Data to process section start
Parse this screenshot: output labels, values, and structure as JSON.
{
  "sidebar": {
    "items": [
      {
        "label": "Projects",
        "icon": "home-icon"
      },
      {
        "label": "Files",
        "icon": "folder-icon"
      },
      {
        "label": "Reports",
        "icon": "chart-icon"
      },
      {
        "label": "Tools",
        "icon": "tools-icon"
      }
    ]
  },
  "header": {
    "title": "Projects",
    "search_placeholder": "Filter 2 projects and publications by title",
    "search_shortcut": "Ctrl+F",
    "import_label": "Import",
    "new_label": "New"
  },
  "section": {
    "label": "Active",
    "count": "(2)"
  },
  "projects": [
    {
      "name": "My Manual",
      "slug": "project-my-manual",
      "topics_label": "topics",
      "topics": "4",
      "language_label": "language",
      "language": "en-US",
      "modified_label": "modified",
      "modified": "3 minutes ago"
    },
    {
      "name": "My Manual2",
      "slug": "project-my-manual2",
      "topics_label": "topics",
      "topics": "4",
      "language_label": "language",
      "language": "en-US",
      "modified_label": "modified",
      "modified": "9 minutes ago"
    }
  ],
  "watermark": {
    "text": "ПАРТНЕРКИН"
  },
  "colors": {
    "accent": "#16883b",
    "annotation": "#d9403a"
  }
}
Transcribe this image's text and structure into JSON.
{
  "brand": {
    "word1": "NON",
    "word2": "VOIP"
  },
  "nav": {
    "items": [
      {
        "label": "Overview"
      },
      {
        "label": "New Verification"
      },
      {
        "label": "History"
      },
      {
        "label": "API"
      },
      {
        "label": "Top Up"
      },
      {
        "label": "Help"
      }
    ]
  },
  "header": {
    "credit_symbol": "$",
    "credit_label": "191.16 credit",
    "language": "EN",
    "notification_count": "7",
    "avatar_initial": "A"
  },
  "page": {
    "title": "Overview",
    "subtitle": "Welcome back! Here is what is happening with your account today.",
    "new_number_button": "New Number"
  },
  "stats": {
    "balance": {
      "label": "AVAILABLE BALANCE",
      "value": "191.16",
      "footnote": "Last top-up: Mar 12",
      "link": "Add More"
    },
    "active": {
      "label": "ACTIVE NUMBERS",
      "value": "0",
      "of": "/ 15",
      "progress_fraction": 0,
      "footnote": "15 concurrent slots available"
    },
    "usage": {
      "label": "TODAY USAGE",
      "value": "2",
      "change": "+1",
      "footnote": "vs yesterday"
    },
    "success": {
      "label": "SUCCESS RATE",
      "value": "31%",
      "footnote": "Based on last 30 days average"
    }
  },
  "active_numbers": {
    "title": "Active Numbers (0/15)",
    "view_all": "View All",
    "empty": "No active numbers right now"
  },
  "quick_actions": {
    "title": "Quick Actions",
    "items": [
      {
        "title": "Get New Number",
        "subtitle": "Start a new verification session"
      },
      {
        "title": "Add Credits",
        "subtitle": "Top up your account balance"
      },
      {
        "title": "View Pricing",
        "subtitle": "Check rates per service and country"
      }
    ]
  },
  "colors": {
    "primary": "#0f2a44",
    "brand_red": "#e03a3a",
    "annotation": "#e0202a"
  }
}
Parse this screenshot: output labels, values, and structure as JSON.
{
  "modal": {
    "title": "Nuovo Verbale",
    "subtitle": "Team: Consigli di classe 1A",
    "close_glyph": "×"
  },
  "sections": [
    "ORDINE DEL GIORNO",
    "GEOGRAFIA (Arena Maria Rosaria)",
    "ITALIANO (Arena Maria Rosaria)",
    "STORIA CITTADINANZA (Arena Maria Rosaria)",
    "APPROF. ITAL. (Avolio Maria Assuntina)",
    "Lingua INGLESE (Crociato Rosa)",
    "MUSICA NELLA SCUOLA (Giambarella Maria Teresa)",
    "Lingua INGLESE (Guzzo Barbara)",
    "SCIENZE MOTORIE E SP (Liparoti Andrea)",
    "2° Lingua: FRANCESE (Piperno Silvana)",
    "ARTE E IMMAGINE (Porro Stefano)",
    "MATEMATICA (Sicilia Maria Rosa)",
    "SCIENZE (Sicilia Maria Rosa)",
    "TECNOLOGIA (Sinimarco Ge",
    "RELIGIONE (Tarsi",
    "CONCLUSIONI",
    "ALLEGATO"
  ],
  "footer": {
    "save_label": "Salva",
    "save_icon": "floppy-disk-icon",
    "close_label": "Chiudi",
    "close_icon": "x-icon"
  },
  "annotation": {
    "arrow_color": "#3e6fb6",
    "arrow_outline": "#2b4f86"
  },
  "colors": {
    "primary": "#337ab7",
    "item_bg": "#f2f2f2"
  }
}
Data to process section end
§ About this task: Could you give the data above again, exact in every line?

§ Solution below:
Parse this screenshot: output labels, values, and structure as JSON.
{
  "sidebar": {
    "items": [
      {
        "label": "Projects",
        "icon": "home-icon"
      },
      {
        "label": "Files",
        "icon": "folder-icon"
      },
      {
        "label": "Reports",
        "icon": "chart-icon"
      },
      {
        "label": "Tools",
        "icon": "tools-icon"
      }
    ]
  },
  "header": {
    "title": "Projects",
    "search_placeholder": "Filter 2 projects and publications by title",
    "search_shortcut": "Ctrl+F",
    "import_label": "Import",
    "new_label": "New"
  },
  "section": {
    "label": "Active",
    "count": "(2)"
  },
  "projects": [
    {
      "name": "My Manual",
      "slug": "project-my-manual",
      "topics_label": "topics",
      "topics": "4",
      "language_label": "language",
      "language": "en-US",
      "modified_label": "modified",
      "modified": "3 minutes ago"
    },
    {
      "name": "My Manual2",
      "slug": "project-my-manual2",
      "topics_label": "topics",
      "topics": "4",
      "language_label": "language",
      "language": "en-US",
      "modified_label": "modified",
      "modified": "9 minutes ago"
    }
  ],
  "watermark": {
    "text": "ПАРТНЕРКИН"
  },
  "colors": {
    "accent": "#16883b",
    "annotation": "#d9403a"
  }
}
Transcribe this image's text and structure into JSON.
{
  "brand": {
    "word1": "NON",
    "word2": "VOIP"
  },
  "nav": {
    "items": [
      {
        "label": "Overview"
      },
      {
        "label": "New Verification"
      },
      {
        "label": "History"
      },
      {
        "label": "API"
      },
      {
        "label": "Top Up"
      },
      {
        "label": "Help"
      }
    ]
  },
  "header": {
    "credit_symbol": "$",
    "credit_label": "191.16 credit",
    "language": "EN",
    "notification_count": "7",
    "avatar_initial": "A"
  },
  "page": {
    "title": "Overview",
    "subtitle": "Welcome back! Here is what is happening with your account today.",
    "new_number_button": "New Number"
  },
  "stats": {
    "balance": {
      "label": "AVAILABLE BALANCE",
      "value": "191.16",
      "footnote": "Last top-up: Mar 12",
      "link": "Add More"
    },
    "active": {
      "label": "ACTIVE NUMBERS",
      "value": "0",
      "of": "/ 15",
      "progress_fraction": 0,
      "footnote": "15 concurrent slots available"
    },
    "usage": {
      "label": "TODAY USAGE",
      "value": "2",
      "change": "+1",
      "footnote": "vs yesterday"
    },
    "success": {
      "label": "SUCCESS RATE",
      "value": "31%",
      "footnote": "Based on last 30 days average"
    }
  },
  "active_numbers": {
    "title": "Active Numbers (0/15)",
    "view_all": "View All",
    "empty": "No active numbers right now"
  },
  "quick_actions": {
    "title": "Quick Actions",
    "items": [
      {
        "title": "Get New Number",
        "subtitle": "Start a new verification session"
      },
      {
        "title": "Add Credits",
        "subtitle": "Top up your account balance"
      },
      {
        "title": "View Pricing",
        "subtitle": "Check rates per service and country"
      }
    ]
  },
  "colors": {
    "primary": "#0f2a44",
    "brand_red": "#e03a3a",
    "annotation": "#e0202a"
  }
}
Parse this screenshot: output labels, values, and structure as JSON.
{
  "modal": {
    "title": "Nuovo Verbale",
    "subtitle": "Team: Consigli di classe 1A",
    "close_glyph": "×"
  },
  "sections": [
    "ORDINE DEL GIORNO",
    "GEOGRAFIA (Arena Maria Rosaria)",
    "ITALIANO (Arena Maria Rosaria)",
    "STORIA CITTADINANZA (Arena Maria Rosaria)",
    "APPROF. ITAL. (Avolio Maria Assuntina)",
    "Lingua INGLESE (Crociato Rosa)",
    "MUSICA NELLA SCUOLA (Giambarella Maria Teresa)",
    "Lingua INGLESE (Guzzo Barbara)",
    "SCIENZE MOTORIE E SP (Liparoti Andrea)",
    "2° Lingua: FRANCESE (Piperno Silvana)",
    "ARTE E IMMAGINE (Porro Stefano)",
    "MATEMATICA (Sicilia Maria Rosa)",
    "SCIENZE (Sicilia Maria Rosa)",
    "TECNOLOGIA (Sinimarco Ge",
    "RELIGIONE (Tarsi",
    "CONCLUSIONI",
    "ALLEGATO"
  ],
  "footer": {
    "save_label": "Salva",
    "save_icon": "floppy-disk-icon",
    "close_label": "Chiudi",
    "close_icon": "x-icon"
  },
  "annotation": {
    "arrow_color": "#3e6fb6",
    "arrow_outline": "#2b4f86"
  },
  "colors": {
    "primary": "#337ab7",
    "item_bg": "#f2f2f2"
  }
}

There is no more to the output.